- What is the premium (cost) for this policy?
- What will my deductible be with this policy (meaning how much will you have to pay before your insurance policy will pay out)? How is the deductible determined (meaning is it a percentage of your home’s total insured value?) What types of expenses qualify toward meeting my deductible?
- Is there a waiting period between the time I purchase the policy and when it takes effect? Or how long do I have to wait after an earthquake to purchase earthquake insurance?
- What if I fail to make my payment on time? Is there a penalty? Will my policy be canceled?
- Are there any additional expenses for the policy in addition to the premium?
- What levels of coverage can I choose from?
- How do I file a claim in the event that my home is damaged or destroyed due to an earthquake?
- Will the premium amount automatically go up, or could my policy be cancelled, if I make a claim?
- How quickly does your company settle earthquake-related insurance claims?
- Are discounts available if I do anything to “earthquake-proof” my home and possessions?
- How often do I need to renew my policy to maintain coverage and what is the process to renew?
- Are there any conditions under which my home’s risk could increase or decrease? How would it affect my eligibility and premium?

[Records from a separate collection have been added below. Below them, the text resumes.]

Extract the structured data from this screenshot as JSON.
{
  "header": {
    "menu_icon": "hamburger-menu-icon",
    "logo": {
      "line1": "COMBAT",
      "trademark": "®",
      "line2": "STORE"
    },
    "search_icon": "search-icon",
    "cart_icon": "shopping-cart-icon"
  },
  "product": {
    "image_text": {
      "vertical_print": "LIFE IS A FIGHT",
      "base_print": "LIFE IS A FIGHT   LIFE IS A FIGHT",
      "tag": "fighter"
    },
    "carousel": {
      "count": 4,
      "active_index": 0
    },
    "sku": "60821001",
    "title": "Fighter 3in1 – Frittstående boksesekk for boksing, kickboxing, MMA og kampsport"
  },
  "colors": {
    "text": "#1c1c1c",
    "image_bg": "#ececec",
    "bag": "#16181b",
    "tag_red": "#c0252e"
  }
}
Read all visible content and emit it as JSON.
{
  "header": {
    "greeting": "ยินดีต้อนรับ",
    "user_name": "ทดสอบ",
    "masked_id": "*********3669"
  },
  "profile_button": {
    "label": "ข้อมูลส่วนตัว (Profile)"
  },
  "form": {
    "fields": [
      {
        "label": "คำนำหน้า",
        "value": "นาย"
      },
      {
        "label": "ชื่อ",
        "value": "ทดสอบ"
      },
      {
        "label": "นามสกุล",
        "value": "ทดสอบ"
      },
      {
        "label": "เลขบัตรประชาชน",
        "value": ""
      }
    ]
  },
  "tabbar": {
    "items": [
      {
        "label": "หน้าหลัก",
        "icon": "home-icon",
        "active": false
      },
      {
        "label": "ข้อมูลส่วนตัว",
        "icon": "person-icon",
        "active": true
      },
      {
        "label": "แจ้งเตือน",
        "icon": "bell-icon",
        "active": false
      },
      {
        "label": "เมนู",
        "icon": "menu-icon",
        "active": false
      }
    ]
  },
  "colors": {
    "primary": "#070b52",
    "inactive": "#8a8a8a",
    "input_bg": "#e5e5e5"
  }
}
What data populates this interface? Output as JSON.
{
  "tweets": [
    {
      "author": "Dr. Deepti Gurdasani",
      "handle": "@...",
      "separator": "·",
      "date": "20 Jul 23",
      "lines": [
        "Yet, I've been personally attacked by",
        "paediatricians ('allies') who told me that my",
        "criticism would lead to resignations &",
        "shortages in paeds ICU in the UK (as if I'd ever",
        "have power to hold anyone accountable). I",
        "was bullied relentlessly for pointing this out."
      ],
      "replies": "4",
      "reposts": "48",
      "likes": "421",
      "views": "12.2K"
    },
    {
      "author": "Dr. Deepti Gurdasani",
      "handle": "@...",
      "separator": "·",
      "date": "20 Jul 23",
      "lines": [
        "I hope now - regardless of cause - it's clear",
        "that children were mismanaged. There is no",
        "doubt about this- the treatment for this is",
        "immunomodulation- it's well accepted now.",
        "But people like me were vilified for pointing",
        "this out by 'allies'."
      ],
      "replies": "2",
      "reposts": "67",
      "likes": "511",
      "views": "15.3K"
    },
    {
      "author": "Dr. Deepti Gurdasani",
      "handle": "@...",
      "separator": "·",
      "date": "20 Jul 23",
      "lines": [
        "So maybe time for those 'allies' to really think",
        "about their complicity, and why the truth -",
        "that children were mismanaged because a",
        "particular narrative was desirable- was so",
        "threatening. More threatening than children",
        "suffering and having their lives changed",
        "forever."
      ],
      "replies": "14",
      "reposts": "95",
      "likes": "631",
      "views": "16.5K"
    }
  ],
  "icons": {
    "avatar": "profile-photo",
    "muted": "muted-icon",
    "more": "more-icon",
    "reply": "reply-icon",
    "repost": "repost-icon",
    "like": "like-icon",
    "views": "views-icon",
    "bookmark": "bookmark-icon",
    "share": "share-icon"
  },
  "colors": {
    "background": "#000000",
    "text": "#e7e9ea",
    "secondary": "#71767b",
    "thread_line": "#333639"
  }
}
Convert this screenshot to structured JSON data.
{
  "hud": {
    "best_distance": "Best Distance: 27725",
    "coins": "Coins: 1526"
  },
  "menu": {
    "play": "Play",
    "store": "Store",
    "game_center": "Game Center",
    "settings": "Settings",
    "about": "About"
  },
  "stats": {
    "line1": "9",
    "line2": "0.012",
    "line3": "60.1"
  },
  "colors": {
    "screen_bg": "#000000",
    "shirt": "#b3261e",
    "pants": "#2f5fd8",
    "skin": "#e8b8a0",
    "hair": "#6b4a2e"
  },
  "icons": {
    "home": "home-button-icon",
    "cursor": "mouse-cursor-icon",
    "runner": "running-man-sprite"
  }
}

- What earth-moving conditions that could cause damage to my home qualify under this policy?
- How does this earthquake insurance policy work in conjunction with my homeowners’ policy? For example, are there types of damage or loss that would not be covered under the earthquake insurance policy that would be covered under my homeowners’ policy and vice versa?
- If I am a renter and looking for an earthquake insurance policy to provide financial protection for my possessions, what kind of information do I need to get in order to qualify for a policy – i.e. do I need to get my possessions appraised? How does being a renter and not a homeowner affect my premium and deductible? If I become a homeowner do I need to apply for a new policy?
- If I have to make a claim against the policy, can you tell me what will happen to the amount of my premium payments after that—will they increase?
Premiums for earthquake coverage vary widely. If you have looked at the risk and believe it would be smart for you to purchase earthquake insurance and you want to, but feel like you’re not in a position to financially afford it, consider a few options:
- ask your agent if you qualify for any discounts
- review your budget and see if there are any places you could cut back to build up enough savings to pay the premium
- plan ahead and decide in advance that you will set any unexpected bonuses, gifts and even tax return money to pay the premium
Finally, if you choose to purchase earthquake insurance, remember to keep a copy of the policy in a safe, waterproof and fireproof container and keep your insurance agent’s contact information in a convenient place in the event that you need to make a claim immediately following an earthquake. It’s also a good idea to consider setting up a household and personal property inventory book to keep a complete record of your belongings.